– boosts your metabolism (and helps you burn more calories throughout the day)

– sets you up for a healthy day of eating and productivity

 

Sitting down to a plate of eggs, bacon, and toast is not ideal. However, scrambling a couple of eggs or eating a hard-boiled egg are good choices. Oatmeal is quick and healthy, as is yogurt with no-added-sugar granola. A fruit and veggie smoothie with a good fat (flax seeds, almond butter, or avocado) is another great option.

 

2) Keep healthy foods nearby. When you start feeling hungry, grab an apple, a carrot, a celery stick, popcorn (no butter), or a handful of nuts. It’s OK to snack; in fact, it’s preferred as opposed to getting too hungry and then overeating at your next meal. Keeping your select foods with you can come in handy when you’re stuck in traffic, preparing a meal, or when you don’t want to eat the cake at the office.

 

3) Control portions. We don’t need a lot of food—we just need the right ones. Your plate should consist of half veggies and the other half a combo of protein, whole grains, and good fat. This can be achieved on a salad-sized plate. Don’t eat directly from a container or a package—you can easily lose track of how much you’re eating.

 

4) Finish eating way before your bedtime. Going to bed on a full tummy is an awful idea. But, even a small bowl of ice cream or a glass of wine can affect your weight, metabolism, and the quality of your sleep (from the sugar content.) Brush your teeth after dinner; this may prevent you from eating again before bed. If you get a craving, soothe it with a slice of fresh fruit or fruit-infused water. Golden milk has also shown to promote better health when drinking it at least an hour before turning in.

 

5) Replace sitting around snacking with something else. Instead of watching TV and munching on corn chips after work, deliberately chose an alternate activity. Join a yoga class or a Bunco game, take a walk, practice an instrument, or get involved with anything that can distract you from bored or binge snacking.

 

6) Sit down and slow down. Eating should be done mindfully. It’s a process that is nourishing your body to keep you healthy and alive. It justifies your attention. Try not to eat standing in the kitchen. Pull up a chair and take a few minutes to relax and enjoy. (Food is a good thing!) Slow down your eating process, too. It takes your brain up to 20 minutes to notice you might be full. You can avoid overeating by taking smaller bites, chewing longer, and drinking water in between. Using silverware also helps; eating with your hands often makes you eat faster.

 

Hopefully, changing your eating habits makes the top of your New Year’s resolution list. With motivation, information, and action, you will rock it! Best of health in 2018 and many future years to come.

 

Sources:

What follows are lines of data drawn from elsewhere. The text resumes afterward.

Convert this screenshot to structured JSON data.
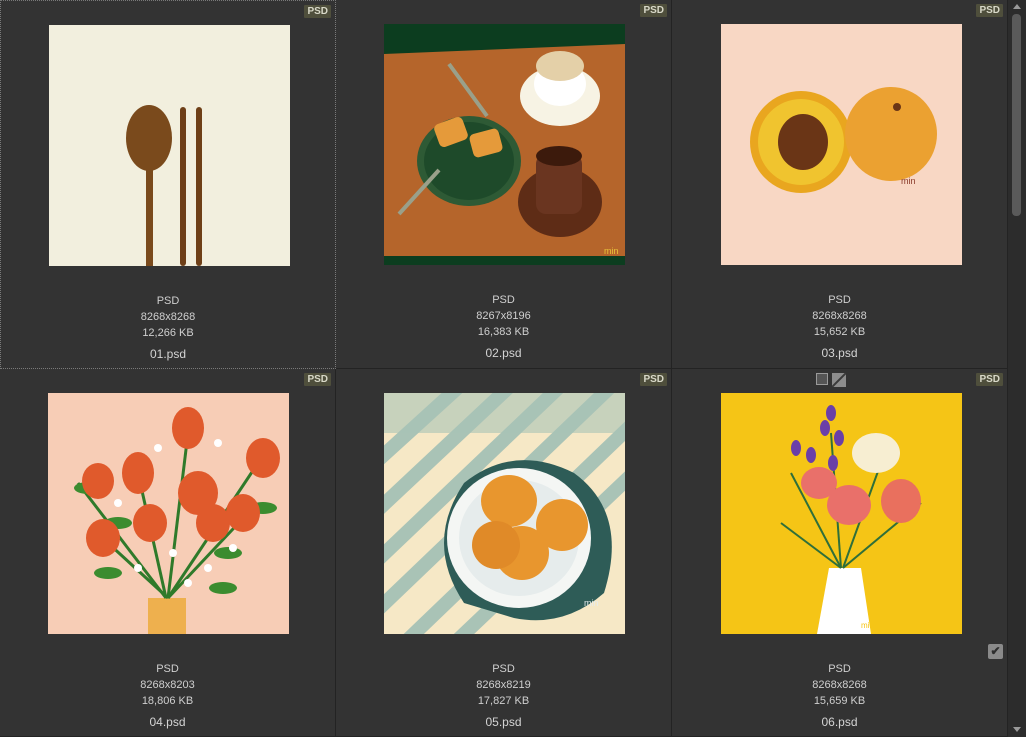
{
  "items": [
    {
      "badge": "PSD",
      "format": "PSD",
      "dims": "8268x8268",
      "size": "12,266 KB",
      "name": "01.psd"
    },
    {
      "badge": "PSD",
      "format": "PSD",
      "dims": "8267x8196",
      "size": "16,383 KB",
      "name": "02.psd"
    },
    {
      "badge": "PSD",
      "format": "PSD",
      "dims": "8268x8268",
      "size": "15,652 KB",
      "name": "03.psd"
    },
    {
      "badge": "PSD",
      "format": "PSD",
      "dims": "8268x8203",
      "size": "18,806 KB",
      "name": "04.psd"
    },
    {
      "badge": "PSD",
      "format": "PSD",
      "dims": "8268x8219",
      "size": "17,827 KB",
      "name": "05.psd"
    },
    {
      "badge": "PSD",
      "format": "PSD",
      "dims": "8268x8268",
      "size": "15,659 KB",
      "name": "06.psd"
    }
  ],
  "colors": {
    "background": "#323232",
    "badge_bg": "#4f4f3c",
    "text": "#cfcfcf"
  },
  "icons": {
    "tile6_tools": [
      "square-icon",
      "slash-icon"
    ],
    "tile6_check": "checkmark-icon",
    "signature": "min"
  }
}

https://www.everydayhealth.com/diet-and-nutrition-pictures/bad-eating-habits-and-how-to-break-them.aspx#10

https://healthyforgood.heart.org/add-color/articles/healthy-snacking

https://www.pennmedicine.org/news/news-releases/2017/june/timing-meals-later-at-night-can-cause-weight-gain-and-impair-fat-metabolism

https://www.rush.edu/health-wellness/discover-health/why-you-should-eat-breakfast

https://getthrive.com/sugar-hiding-get/